New type 2 diabetes guidelines from the American College of Physicians (ACP) recommend less-intensive blood sugar control for most patients, with a glycated hemoglobin (HbA1c) target between 7% and 8%.
“Studies have not consistently shown that intensive glycemic control to HbA1c levels below 7% reduces clinical microvascular events, such as loss or impairment of vision, end-stage renal disease, or painful neuropathy, or reduces macrovascular events and death,” said first author Amir Qaseem, MD, PhD, ACP vice president for clinical policy, and colleagues.
To develop the new recommendations, the authors evaluated six sets of current guidelines from other organizations and reviewed five important clinical trials on which those guidelines are based. The updated guidance, published online in Annals of Internal Medicine, offers four key statements:
- Statement 1: Clinicians should personalize goals for glycemic control in patients with type 2 diabetes on the basis of a discussion of the benefits and harms of pharmacotherapy, patients’
- preferences, patients’ general health and life expectancy, treatment burden, and costs of care
- Statement 2: Clinicians should aim to achieve an HbA1c level between 7% and 8% in most patients with type 2 diabetes
- Statement 3: Clinicians should consider de-intensifying pharmacologic therapy in patients with type 2 diabetes who achieve HbA1c levels less than 6.5%

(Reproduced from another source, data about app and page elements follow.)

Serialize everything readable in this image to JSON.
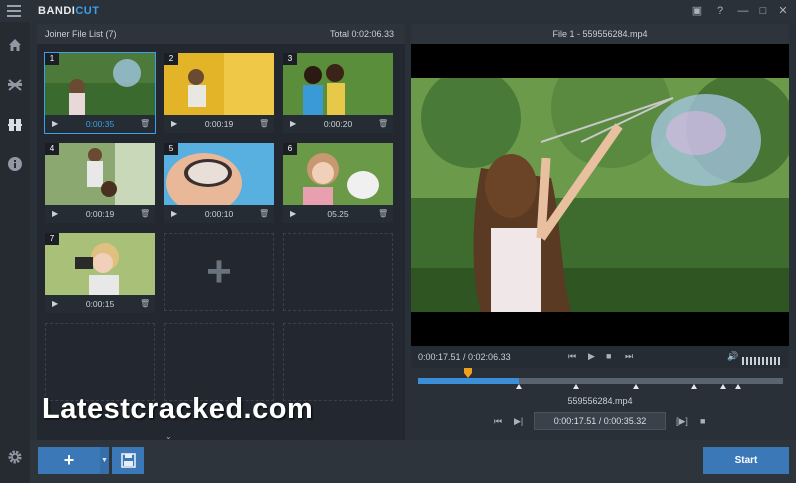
{
  "app": {
    "logo_main": "BANDI",
    "logo_accent": "CUT"
  },
  "window_buttons": {
    "folder": "▣",
    "help": "?",
    "minimize": "—",
    "maximize": "□",
    "close": "✕"
  },
  "joiner": {
    "title": "Joiner File List (7)",
    "total": "Total 0:02:06.33",
    "clips": [
      {
        "num": "1",
        "duration": "0:00:35"
      },
      {
        "num": "2",
        "duration": "0:00:19"
      },
      {
        "num": "3",
        "duration": "0:00:20"
      },
      {
        "num": "4",
        "duration": "0:00:19"
      },
      {
        "num": "5",
        "duration": "0:00:10"
      },
      {
        "num": "6",
        "duration": "05.25"
      },
      {
        "num": "7",
        "duration": "0:00:15"
      }
    ],
    "add_symbol": "+"
  },
  "watermark": "Latestcracked.com",
  "preview": {
    "file_title": "File 1 - 559556284.mp4",
    "time_readout": "0:00:17.51  /  0:02:06.33",
    "segment_name": "559556284.mp4",
    "segment_time": "0:00:17.51  /  0:00:35.32",
    "playhead_fraction": 0.135,
    "segment_fill_fraction": 0.277
  },
  "bottom": {
    "add_label": "+",
    "start_label": "Start"
  },
  "colors": {
    "accent": "#3aa0e8",
    "button": "#3a78b8",
    "playhead": "#f0a020"
  }
}
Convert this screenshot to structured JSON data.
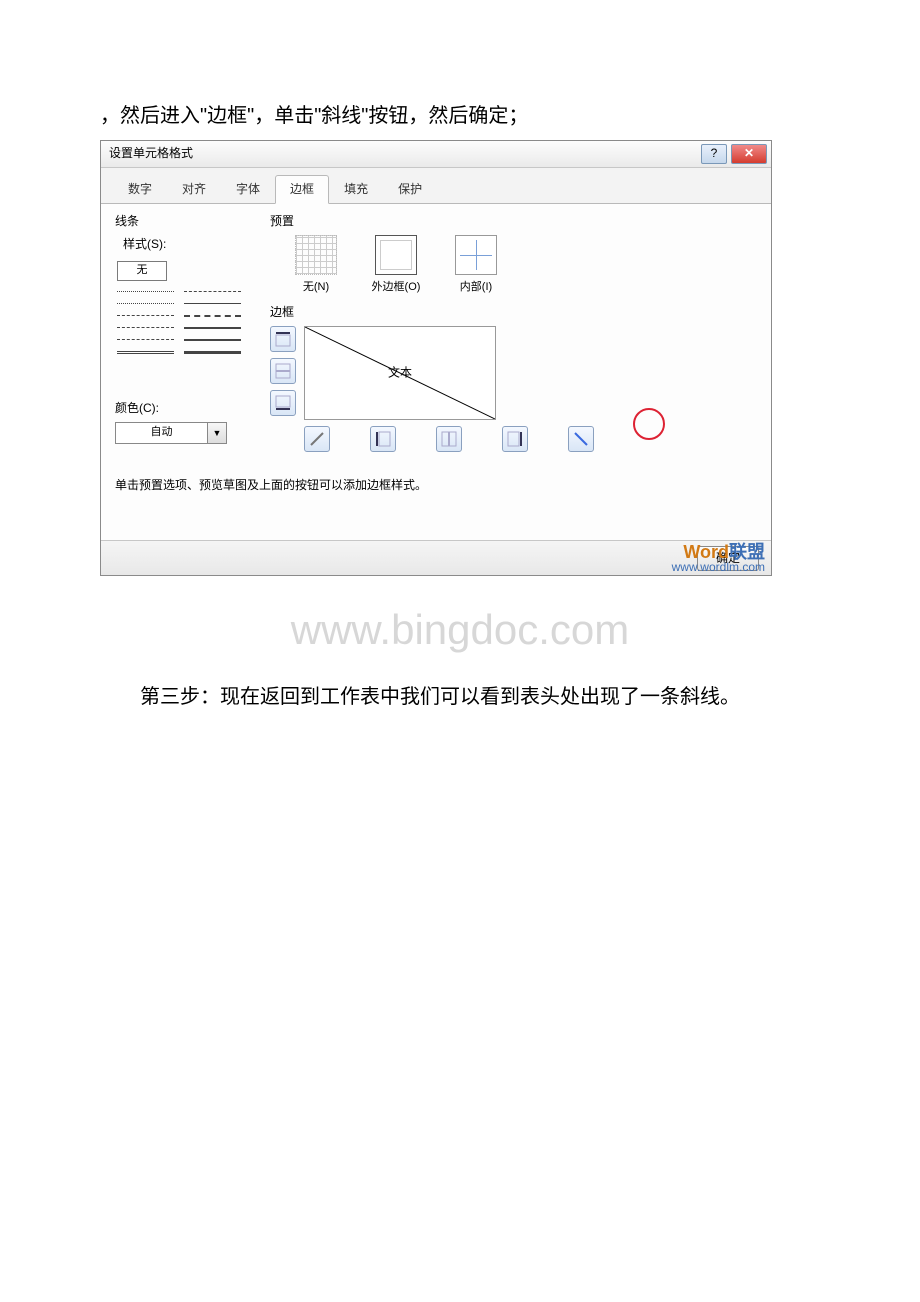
{
  "doc": {
    "intro": "，然后进入\"边框\"，单击\"斜线\"按钮，然后确定；",
    "page_watermark": "www.bingdoc.com",
    "step3": "第三步：现在返回到工作表中我们可以看到表头处出现了一条斜线。"
  },
  "dialog": {
    "title": "设置单元格格式",
    "help_glyph": "?",
    "close_glyph": "✕",
    "tabs": [
      "数字",
      "对齐",
      "字体",
      "边框",
      "填充",
      "保护"
    ],
    "active_tab_index": 3,
    "line_group": "线条",
    "style_label": "样式(S):",
    "style_none": "无",
    "color_label": "颜色(C):",
    "color_value": "自动",
    "preset_group": "预置",
    "presets": [
      {
        "label": "无(N)"
      },
      {
        "label": "外边框(O)"
      },
      {
        "label": "内部(I)"
      }
    ],
    "border_group": "边框",
    "preview_text": "文本",
    "hint": "单击预置选项、预览草图及上面的按钮可以添加边框样式。",
    "ok": "确定",
    "watermark": {
      "brand": "Word",
      "brand_cn": "联盟",
      "url": "www.wordlm.com"
    }
  }
}
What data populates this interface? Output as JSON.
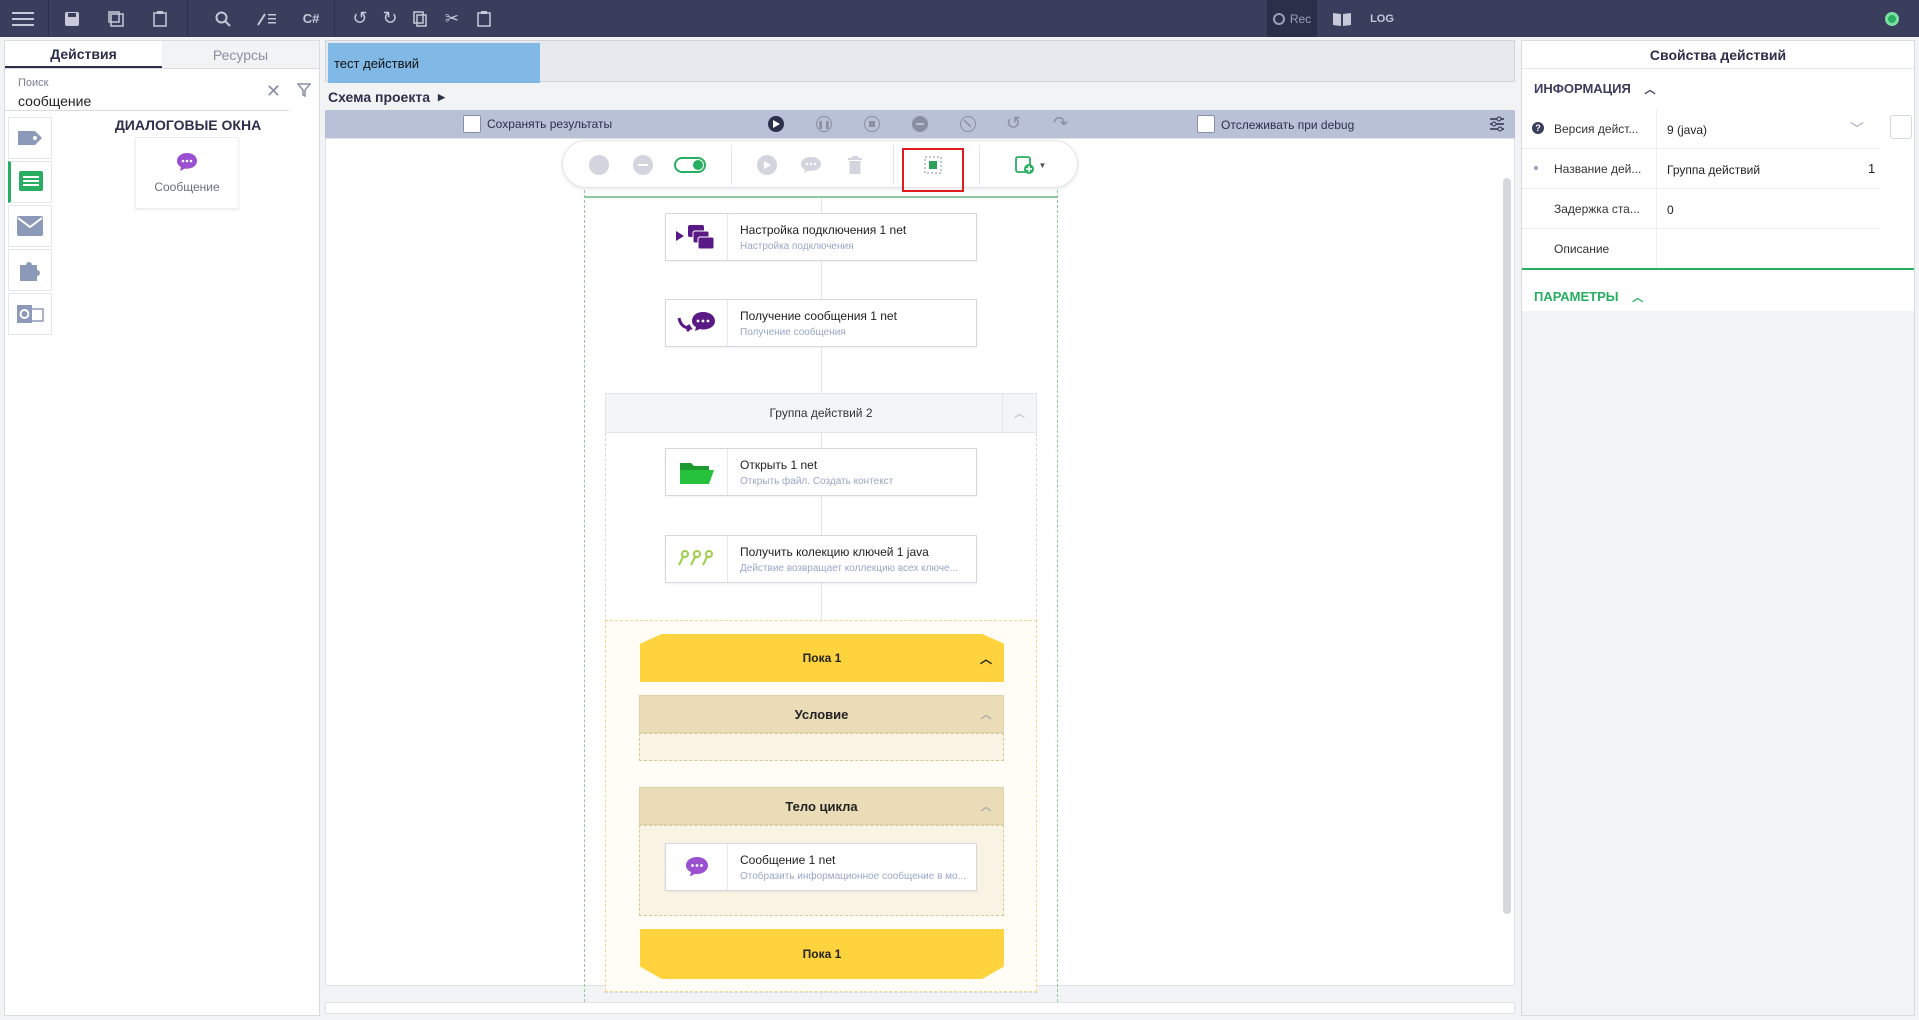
{
  "toolbar": {
    "rec_label": "Rec",
    "log_label": "LOG",
    "csharp_label": "C#"
  },
  "left_panel": {
    "tabs": [
      {
        "label": "Действия",
        "active": true
      },
      {
        "label": "Ресурсы",
        "active": false
      }
    ],
    "search": {
      "placeholder": "Поиск",
      "value": "сообщение"
    },
    "group_title": "ДИАЛОГОВЫЕ ОКНА",
    "items": [
      {
        "label": "Сообщение",
        "icon": "message-bubble-icon"
      }
    ],
    "categories": [
      "tag-icon",
      "dialog-icon",
      "mail-icon",
      "puzzle-icon",
      "outlook-icon"
    ]
  },
  "project_tab": {
    "label": "тест действий"
  },
  "breadcrumb": {
    "label": "Схема проекта"
  },
  "run_bar": {
    "save_results_label": "Сохранять результаты",
    "debug_track_label": "Отслеживать при debug"
  },
  "flow": {
    "nodes": [
      {
        "title": "Настройка подключения  1  net",
        "desc": "Настройка подключения",
        "icon": "connection-settings-icon"
      },
      {
        "title": "Получение сообщения  1  net",
        "desc": "Получение сообщения",
        "icon": "receive-message-icon"
      },
      {
        "title": "Открыть  1  net",
        "desc": "Открыть файл. Создать контекст",
        "icon": "open-folder-icon"
      },
      {
        "title": "Получить колекцию ключей  1  java",
        "desc": "Действие возвращает коллекцию всех ключе...",
        "icon": "keys-icon"
      },
      {
        "title": "Сообщение  1  net",
        "desc": "Отобразить информационное сообщение в мо...",
        "icon": "message-bubble-icon"
      }
    ],
    "group_label": "Группа действий  2",
    "loop_head_label": "Пока  1",
    "condition_label": "Условие",
    "body_label": "Тело цикла",
    "loop_foot_label": "Пока  1"
  },
  "right_panel": {
    "title": "Свойства действий",
    "info_section": "ИНФОРМАЦИЯ",
    "params_section": "ПАРАМЕТРЫ",
    "rows": [
      {
        "key": "Версия дейст...",
        "value": "9 (java)"
      },
      {
        "key": "Название дей...",
        "value": "Группа действий",
        "extra": "1"
      },
      {
        "key": "Задержка ста...",
        "value": "0"
      },
      {
        "key": "Описание",
        "value": ""
      }
    ]
  },
  "colors": {
    "topbar": "#3a3d5c",
    "accent_green": "#27ae60",
    "loop_yellow": "#ffd33d",
    "tab_blue": "#80b8e6",
    "purple_icon": "#7b2fa0"
  }
}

- Statement 4: Clinicians should treat patients with type 2 diabetes to minimize symptoms related to hyperglycemia and avoid targeting an HbA1c level in patients with a life expectancy less than 10 years due to advanced age (80 years or older), residence in a nursing home, or chronic conditions (such as dementia, cancer, end-stage kidney disease, or severe chronic obstructive pulmonary disease or congestive heart failure) because the harms outweigh the benefits in this population
Qaseem et al reviewed and scored currently available guidelines using the AGREE II (Appraisal of Guidelines for Research and Evaluation II) instrument. This tool asks 23 questions about central aspects of recommendations, including their scope and purpose, stakeholder involvement, rigor of development, clarity of presentation, applicability, and editorial independence. The authors scored each guideline independently, and then compared the scores.
The two lowest-scoring guidelines were from the American Association of Clinical Endocrinologists/American College of Endocrinology (AACE/ACE) and the American Diabetes Association (ADA). Both scored lowest on stakeholder involvement, applicability, editorial independence, and scientific rigor.
“Several factors were important in considering guideline quality,” the authors said. “For example, although many guidelines described benefits, adverse effects, and the strength and limitations of evidence or linked the evidence to the recommendation, they often inadequately described how they had considered or weighted these factors in developing the final recommendations. The guidelines frequently relied on selective reporting of studies or outcomes and focused on relative versus absolute effects and asymptomatic surrogate measures rather than patient-centered health outcomes.”
The five clinical trials reviewed were:
- ACCORD (Action to Control Cardiovascular Risk in Diabetes)
- ADVANCE (Action in Diabetes and Vascular Disease: Preterax and Diamicron Modified Release Controlled Evaluation)
- VADT (Veterans Affairs Diabetes Trial)
- Both UKPDS (United Kingdom Prospective Diabetes Study) trials
“Collectively, these trials showed that treating to targets of 7% or less compared with targets around 8% did not reduce death or macrovascular events over about 5 to 10 years of treatment but did result in substantial harms, including but not limited to hypoglycemia,” the authors wrote. “No trials show that targeting HbA1c levels below 6.5% in diabetic patients improves clinical outcomes, and pharmacologic treatment to below this target has substantial harms.”
The ACP recommendation to de-escalate therapy in patients who achieve HbA1c levels less than 6.5% is notably different from other guidelines, said David Lam, MD, of Icahn School of Medicine at Mount Sinai in New York City, in a statement. “This may change how some providers care for patients who are able to achieve this level of control. However, it is important to also consider what potential impact the subsequent increase in HbA1C level may have on the patient’s quality of life and their perception of overall health.”
The recommendation against a specific HbA1C target in patients with limited life expectancy and multiple comorbidities is another difference, he continued. “While many providers likely already adjust their A1C goals in this subset of patients, this guideline may further change the care in this group of patients.”
Qaseem and co-authors concluded: “The ACP believes that clinicians should reevaluate HbA1c levels and revise treatment strategies on the basis of changes in the balance of benefits and harms due to changed costs of care and patient preferences, general health, and life expectancy.”
Click here for the AACE/ACE Clinical Practice Guidelines for Developing a Diabetes Mellitus Comprehensive Care Plan – 2015.
The guidelines were funded by the American College of Physicians.
Qaseem reported having no financial conflicts of interest.